Today is International Day of the Girl – a day first recognized in 2011 by the United Nations General Assembly. The global institution voted to establish the International Day of the Girl on October 11 as a day to think about the rights of girls around the world, or rather, their lack of rights, and to share inspiration.
This year’s celebration is on the theme “Girls’ Progress = Goals’ Progress: What Counts for Girls.” The theme calls for an increased investment in collecting and analyzing girl-relevant data.
In the United States, President Barack Obama released a statement about the International Day of the Girl that discussed the common societal goals of having more young women study and work in the traditionally male-dominated fields of science, technology, engineering and math, fight for equal pay with men in the workplace and push for campaigns against sexual assault on university campuses.
“This is the future we are forging: Where women and girls, no matter what they look like or where they are from, can live free from the fear of violence.

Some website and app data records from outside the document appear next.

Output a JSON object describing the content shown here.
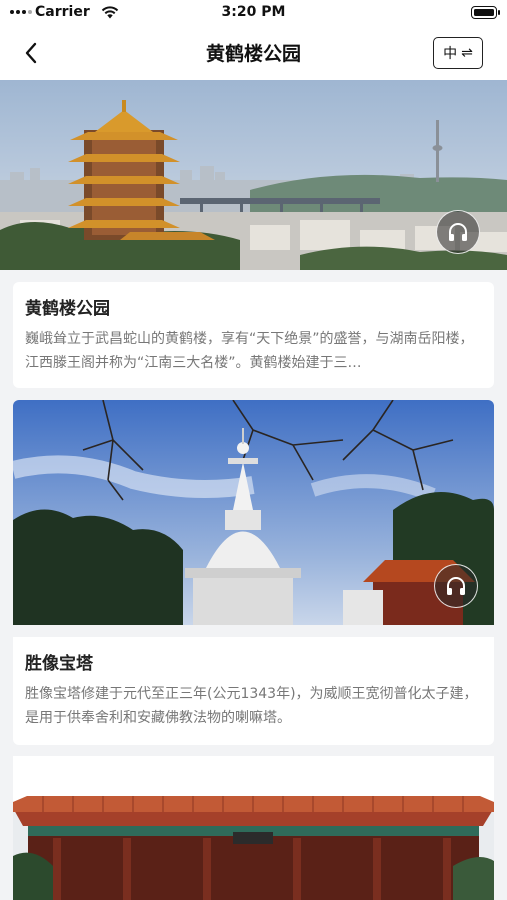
{
  "status_bar": {
    "carrier": "Carrier",
    "time": "3:20 PM"
  },
  "nav": {
    "title": "黄鹤楼公园",
    "lang_label": "中",
    "lang_switch_glyph": "⇌"
  },
  "colors": {
    "accent": "#222222",
    "card_bg": "#ffffff",
    "page_bg": "#f2f3f5",
    "desc_text": "#777777"
  },
  "spots": [
    {
      "name": "黄鹤楼公园",
      "description": "巍峨耸立于武昌蛇山的黄鹤楼，享有“天下绝景”的盛誉，与湖南岳阳楼，江西滕王阁并称为“江南三大名楼”。黄鹤楼始建于三…",
      "icon": "headphones-icon"
    },
    {
      "name": "胜像宝塔",
      "description": "胜像宝塔修建于元代至正三年(公元1343年)，为威顺王宽彻普化太子建，是用于供奉舍利和安藏佛教法物的喇嘛塔。",
      "icon": "headphones-icon"
    },
    {
      "name": "",
      "description": ""
    }
  ]
}
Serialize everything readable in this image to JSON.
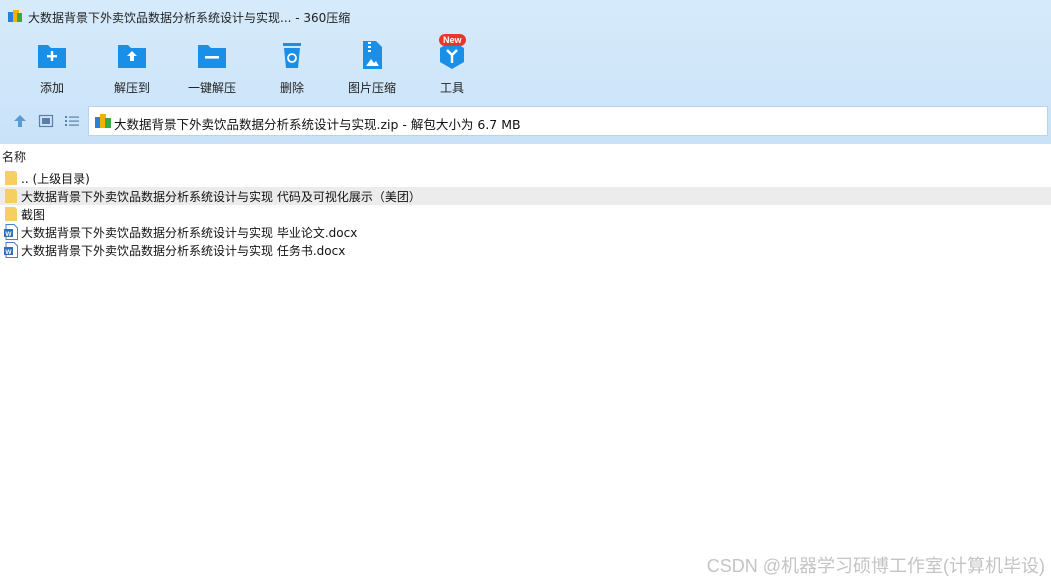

A future where all girls know they can hold any job, run any company, and compete in any field,” Obama said in the statement. “Let us keep working to build a world that is more just and free — because nothing should stand in the way of strong girls with bold dreams.”
International Day of the Girl is not just about girl power — it’s about boosting global initiatives to improve rights for girls. In some nations, the situation is dire.
One in three girls in developing countries, except China, is forced to marry before turning 18, which amounts to 47,700 girls a day. One in seven is married by the age of 15. Sub-Saharan Africa is the region with the highest rates of child marriage. There, around 40% of girls are married by the age of 18, and 12.5% by age 15. Latin America, the Caribbean, the Middle East and North Africa are also regions with notable rates of child marriage.
Child marriage not only exposes girls to physical violence, including sexual violence, but it keeps them from pursuing an education and a career. Her right to make her own choices in life ends.
Some 31 million school-aged girls aren’t allowed to go to school because of their gender. Only 30% of girls around the world are enrolled in high school. In the United States, more than 90 percent of teenaged girls have said they wish they could change the way they looked.
Today, the message of equality for girls is being celebrated online, with #DayoftheGirl trending on Twitter and Facebook giving users the option to download a celebratory message as a profile picture from selected organizations.